Glossy leaves brighten winter
By: By JIMMY WILLIAMS Special to The Messenger
By JIMMY WILLIAMS
Special to The Messenger
The sun by this last week in January has begun its almost imperceptible climb toward its summer position in the sky, but is yet ensconced deep to the south.
Because of this low declination, any weak light offered is more readily reflected off whatever glossy surface is at hand. Witness the difficulty driving on bright days, when the sun’s rays deflect off almost anything and right into your eyes.
This reflection factor works to the advantage of those who can appreciate winter’s relatively scarce garden attractions. Any glossy leaf — and it must of necessity be one of a broadleaf evergreen — results in a cheering effect that few other winter offerings provide.
When it comes to this shiny winter effect, just about the top producer is the southern magnolia. Common here and further south (and slightly further north) our evergreen magnolia is Magnolia grandiflora. That botanical monicker translates to “grand-flowered magnolia.”
And grand indeed are the flowers, which can range to a foot or more across and provide an exquisite lemony fragrance in their season in late spring and early summer.
At this winter season the flower effect is moot. The leaves are the winter raison d’etre for the magnolia’s existence. There is nothing in the landscape to approach it.
When sited to the south of the viewer’s perspective, the low winter sun literally lights up an evergreen magnolia almost as if it had lights on it.
We have several specimens so sited. Some of them are 100 yards or so to the southwest of our kitchen window, and the late evening (by 3 p.m. in mid-winter) sun reflects with alacrity off the large leaves.
These trees are understory in a woodland of oaks and hickories, causing them to branch more sparsely than they would in more open areas. They are, nonetheless, the winter feature on that part of our grounds.

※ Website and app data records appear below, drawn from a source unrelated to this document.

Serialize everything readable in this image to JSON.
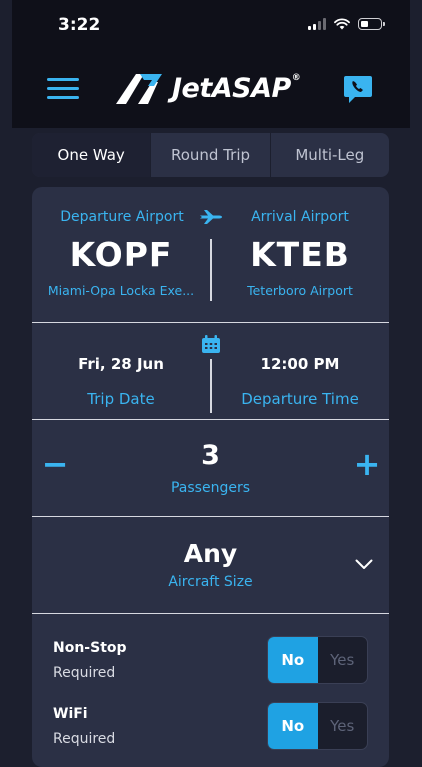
{
  "status_bar": {
    "time": "3:22"
  },
  "header": {
    "logo_text": "JetASAP"
  },
  "trip_tabs": [
    {
      "label": "One Way",
      "active": true
    },
    {
      "label": "Round Trip",
      "active": false
    },
    {
      "label": "Multi-Leg",
      "active": false
    }
  ],
  "route": {
    "departure_label": "Departure Airport",
    "departure_code": "KOPF",
    "departure_name": "Miami-Opa Locka Exe...",
    "arrival_label": "Arrival Airport",
    "arrival_code": "KTEB",
    "arrival_name": "Teterboro Airport"
  },
  "schedule": {
    "date_value": "Fri, 28 Jun",
    "date_label": "Trip Date",
    "time_value": "12:00 PM",
    "time_label": "Departure Time"
  },
  "passengers": {
    "count": "3",
    "label": "Passengers",
    "minus": "−",
    "plus": "+"
  },
  "aircraft": {
    "value": "Any",
    "label": "Aircraft Size"
  },
  "options": [
    {
      "name": "Non-Stop",
      "sub": "Required",
      "no": "No",
      "yes": "Yes",
      "selected": "No"
    },
    {
      "name": "WiFi",
      "sub": "Required",
      "no": "No",
      "yes": "Yes",
      "selected": "No"
    }
  ],
  "colors": {
    "accent": "#3ab4f0",
    "toggle_on": "#1fa2e3",
    "card": "#2b3045",
    "background": "#1c1f2e"
  },
  "icons": [
    "menu-icon",
    "jetasap-logo-icon",
    "phone-chat-icon",
    "airplane-icon",
    "calendar-icon",
    "chevron-down-icon"
  ]
}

Most of our southern magnolias are seedling trees. There are nowadays a number of newer and better varieties which offer tighter growth habit, darker green leaves and more reliable bloom earlier in the tree’s life.
The latter factor is important. Named varieties will produce bloom very early, sometimes in the first year from a three-gallon specimen, while seedling trees sometimes take many years to push forth even one flower.
Popular in recent years has been Little Gem. A somewhat dwarf version of the species, it will grow to perhaps 20 feet instead of the 50 feet or more of seedlings. It also produces bloom very quickly. Flowers are about half the size of those of larger named varieties and seedling trees.
A major problem with Little Gem is its gawky growth habit, loose and lopsided unless pruned in a nursery for a number of years. Those treated thusly are, understandably, more expensive due to increased growing time and labor costs.
A more suitable variety of similar size is Teddy Bear. It is tighter in habit and more thickly branched.
In mid-size named varieties comes D.D. Blanchard, recommended by more authorities than any other. It has darker green foliage, very glossy, with a pleasing dark brown indumentum, or fuzz, on the under side of each leaf.
A grove of Blanchards has recently been planted on the east side of Holy Cross Catholic Church. Blanchard is also one of the most cold-hardy varieties, and some of them have been planted as far north as middle Illinois.
Editor’s note: Jimmy Williams is production superintendent at The Paris Post-Intelligencer, where he also writes this column.
Published in The Messenger 1.29.08